Colonial Discourse and the Suffering of Indian American Children Book Cover.webp

Colonial Discourse and the Suffering of Indian American Children is now published after academic peer-review and available through open access.

In this book, we analyze the psycho-social consequences that Indian American children face after they are exposed to the school textbook discourse on Hinduism and ancient India. We show that there is an intimate connection―an almost exact correspondence―between James Mill’s ( a prominent politician in Britain and head of the British East India Company) colonial-racist discourse and the current school-textbook discourse. Consequently, this archaic and racist discourse, camouflaged under the cover of political correctness, produces in the Indian American children the same psychological impact as racism is known to produce: shame, inferiority, embarrassment, identity confusion, assimilation, and a phenomenon similar to racelessness where the children dissociate from the tradition and culture of their ancestors

This book is an outcome of 4 years of rigorous research as a part of our ongoing commitment at Hindupedia to challenge the representation of Hindu Dharma within Academia.


From Hindupedia, the Hindu Encyclopedia

By Jit Majumdar Cyavana literally means ‘one who dropped down’.


  1. moving; active; agile
  2. a distinguished ŗşi of the Bhārgava clan who was the son of Bhŗgu and Pulomā and the husband of Sukanyā the daughter of King Śaryāti (Ai. Br.); a son of Suhotra (Bg. Pur.); a sage of the 2nd manvantara (Hv. Pur.).


Cyavana was a great sage, the son of another great sage Bhṛgu and Pulomā. He got this name since he was aborted from the mother’s womb. When Pulomā was threatened by a demon and was hence struck with fear, the baby dropped down. But the baby reduced the demon to ashes just by staring at him.

Once, when Cyavana was sitting in meditation for many years at a stretch and an anthill had grown over him, Sukanyā, the young daughter of the king Saryāti, happened to come there. Out of curiosity, she pierced the holes in the anthill from which a strange light was emanating. This struck the sage blind. As an expiation, the king had to give Sukanyā in marriage to the sage and she had to serve him. She however gladly accepted her fate and sincerely served her husband.

Due to her power of chastity she was able to win the grace of Aśvins[1] who restored the youth of the sage Cyavana.
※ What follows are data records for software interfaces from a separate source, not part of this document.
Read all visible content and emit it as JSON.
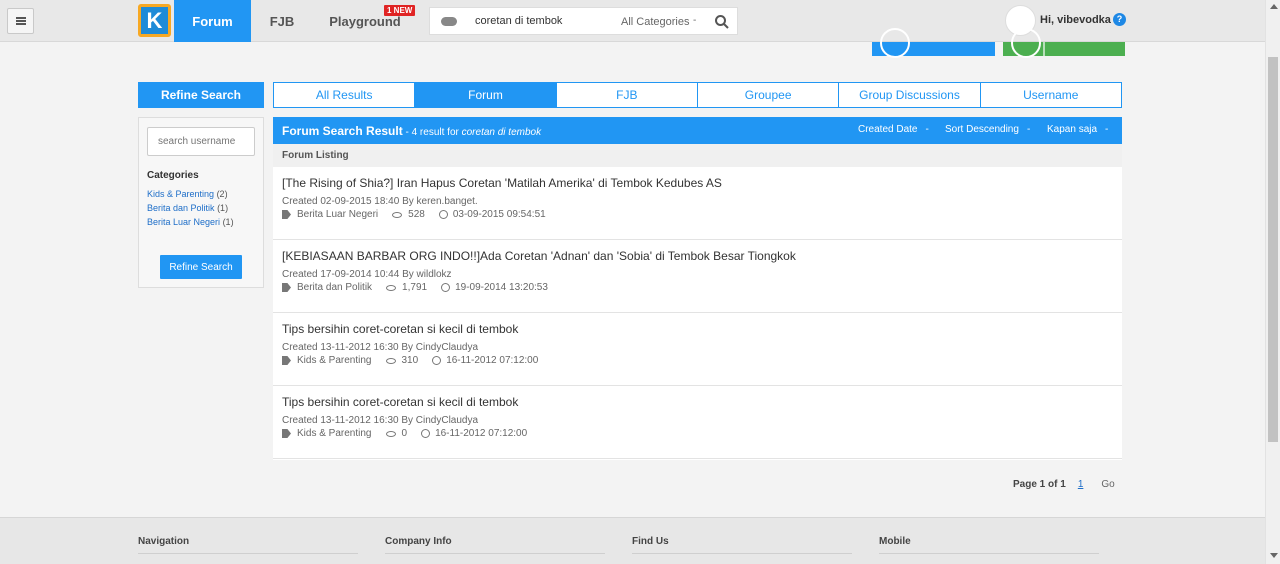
{
  "topbar": {
    "nav_forum": "Forum",
    "nav_fjb": "FJB",
    "nav_playground": "Playground",
    "new_badge": "1 NEW",
    "search_value": "coretan di tembok",
    "search_category": "All Categories",
    "caret": "-",
    "greeting": "Hi, vibevodka",
    "help": "?"
  },
  "sidebar": {
    "header": "Refine Search",
    "username_placeholder": "search username",
    "categories_title": "Categories",
    "categories": [
      {
        "name": "Kids & Parenting",
        "count": "(2)"
      },
      {
        "name": "Berita dan Politik",
        "count": "(1)"
      },
      {
        "name": "Berita Luar Negeri",
        "count": "(1)"
      }
    ],
    "button": "Refine Search"
  },
  "tabs": [
    "All Results",
    "Forum",
    "FJB",
    "Groupee",
    "Group Discussions",
    "Username"
  ],
  "results": {
    "title": "Forum Search Result",
    "subtitle_prefix": " - 4 result for ",
    "query": "coretan di tembok",
    "opt_date": "Created Date",
    "opt_sort": "Sort Descending",
    "opt_time": "Kapan saja",
    "dash": "-",
    "listing_label": "Forum Listing",
    "items": [
      {
        "title": "[The Rising of Shia?] Iran Hapus Coretan 'Matilah Amerika' di Tembok Kedubes AS",
        "created": "Created 02-09-2015 18:40 By keren.banget.",
        "category": "Berita Luar Negeri",
        "views": "528",
        "updated": "03-09-2015 09:54:51"
      },
      {
        "title": "[KEBIASAAN BARBAR ORG INDO!!]Ada Coretan 'Adnan' dan 'Sobia' di Tembok Besar Tiongkok",
        "created": "Created 17-09-2014 10:44 By wildlokz",
        "category": "Berita dan Politik",
        "views": "1,791",
        "updated": "19-09-2014 13:20:53"
      },
      {
        "title": "Tips bersihin coret-coretan si kecil di tembok",
        "created": "Created 13-11-2012 16:30 By CindyClaudya",
        "category": "Kids & Parenting",
        "views": "310",
        "updated": "16-11-2012 07:12:00"
      },
      {
        "title": "Tips bersihin coret-coretan si kecil di tembok",
        "created": "Created 13-11-2012 16:30 By CindyClaudya",
        "category": "Kids & Parenting",
        "views": "0",
        "updated": "16-11-2012 07:12:00"
      }
    ]
  },
  "pagination": {
    "text": "Page 1 of 1",
    "page": "1",
    "go": "Go"
  },
  "footer": {
    "navigation": "Navigation",
    "company": "Company Info",
    "find_us": "Find Us",
    "mobile": "Mobile"
  },
  "colors": {
    "accent": "#2196f3",
    "logo_border": "#f7a823",
    "badge": "#e02424",
    "green": "#4caf50"
  }
}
Out of gratitude, got them the right of sharing sacrificial offerings along with Indra and other gods.


  1. Aśvins are the twin deities, who are physicians of gods.
  • The Concise Encyclopedia of Hinduism, Swami Harshananda, Ram Krishna Math, Bangalore